MATERIAL PROVIDED below:

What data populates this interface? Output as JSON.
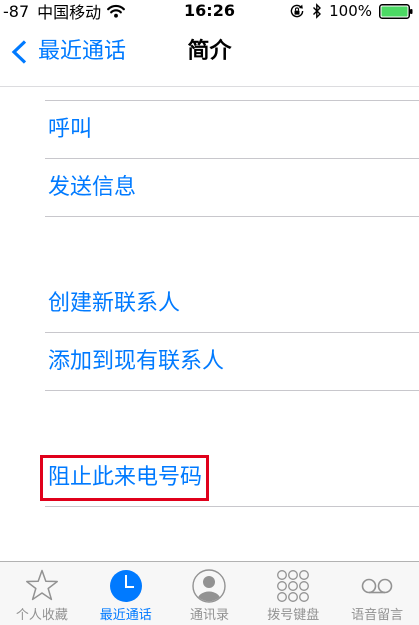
{
  "status_bar": {
    "signal": "-87",
    "carrier": "中国移动",
    "time": "16:26",
    "battery_percent": "100%",
    "battery_level": 1.0,
    "icons": {
      "wifi": "wifi-icon",
      "rotation_lock": "rotation-lock-icon",
      "bluetooth": "bluetooth-icon",
      "battery": "battery-icon"
    }
  },
  "nav_bar": {
    "back_icon": "chevron-left-icon",
    "back_label": "最近通话",
    "title": "简介"
  },
  "sections": [
    {
      "rows": [
        {
          "label": "呼叫",
          "highlighted": false
        },
        {
          "label": "发送信息",
          "highlighted": false
        }
      ]
    },
    {
      "rows": [
        {
          "label": "创建新联系人",
          "highlighted": false
        },
        {
          "label": "添加到现有联系人",
          "highlighted": false
        }
      ]
    },
    {
      "rows": [
        {
          "label": "阻止此来电号码",
          "highlighted": true
        }
      ]
    }
  ],
  "tab_bar": {
    "active_index": 1,
    "tabs": [
      {
        "label": "个人收藏",
        "icon": "star-icon"
      },
      {
        "label": "最近通话",
        "icon": "clock-icon"
      },
      {
        "label": "通讯录",
        "icon": "contacts-icon"
      },
      {
        "label": "拨号键盘",
        "icon": "keypad-icon"
      },
      {
        "label": "语音留言",
        "icon": "voicemail-icon"
      }
    ]
  },
  "colors": {
    "accent": "#007aff",
    "highlight_border": "#e0001b",
    "battery_fill": "#4cd964",
    "inactive_tab": "#929292"
  }
}
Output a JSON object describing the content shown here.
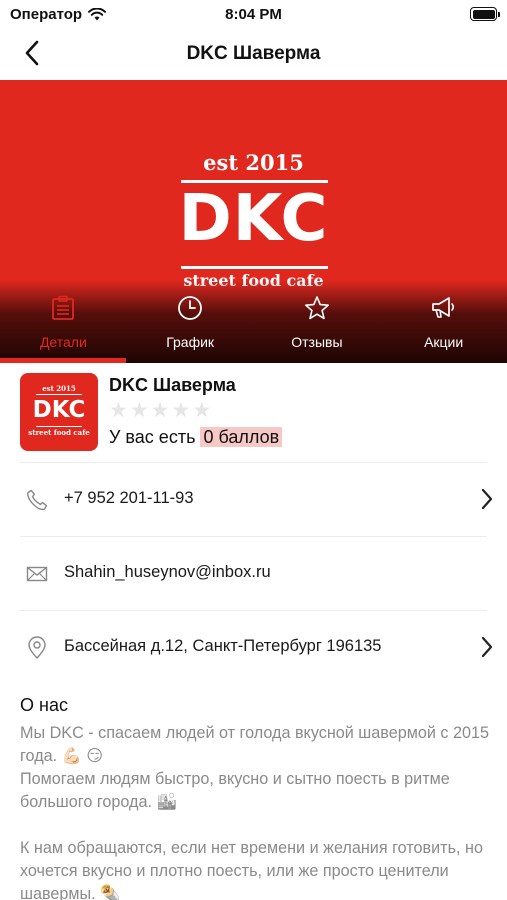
{
  "status_bar": {
    "carrier": "Оператор",
    "time": "8:04 PM"
  },
  "nav": {
    "title": "DKC Шаверма"
  },
  "hero": {
    "logo_est": "est 2015",
    "logo_main": "DKC",
    "logo_sub": "street food cafe",
    "accent_color": "#e0281f"
  },
  "tabs": [
    {
      "label": "Детали",
      "icon": "clipboard-icon",
      "active": true
    },
    {
      "label": "График",
      "icon": "clock-icon",
      "active": false
    },
    {
      "label": "Отзывы",
      "icon": "star-icon",
      "active": false
    },
    {
      "label": "Акции",
      "icon": "megaphone-icon",
      "active": false
    }
  ],
  "company": {
    "name": "DKC Шаверма",
    "rating": 0,
    "rating_max": 5,
    "points_prefix": "У вас есть",
    "points_value": "0 баллов"
  },
  "contacts": {
    "phone": "+7 952 201-11-93",
    "email": "Shahin_huseynov@inbox.ru",
    "address": "Бассейная д.12, Санкт-Петербург 196135"
  },
  "about": {
    "title": "О нас",
    "line1": "Мы DKC - спасаем людей от голода вкусной шавермой с 2015 года. 💪🏻 😏",
    "line2": "Помогаем людям быстро, вкусно и сытно поесть в ритме большого города. 🏙",
    "line3": "К нам обращаются, если нет времени и желания готовить, но хочется вкусно и плотно поесть, или же просто ценители шавермы. 🌯"
  }
}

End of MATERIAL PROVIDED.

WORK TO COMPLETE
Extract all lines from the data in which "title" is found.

ANSWER AREA
    "title": "简介"
    "title": "DKC Шаверма"
    "title": "О нас",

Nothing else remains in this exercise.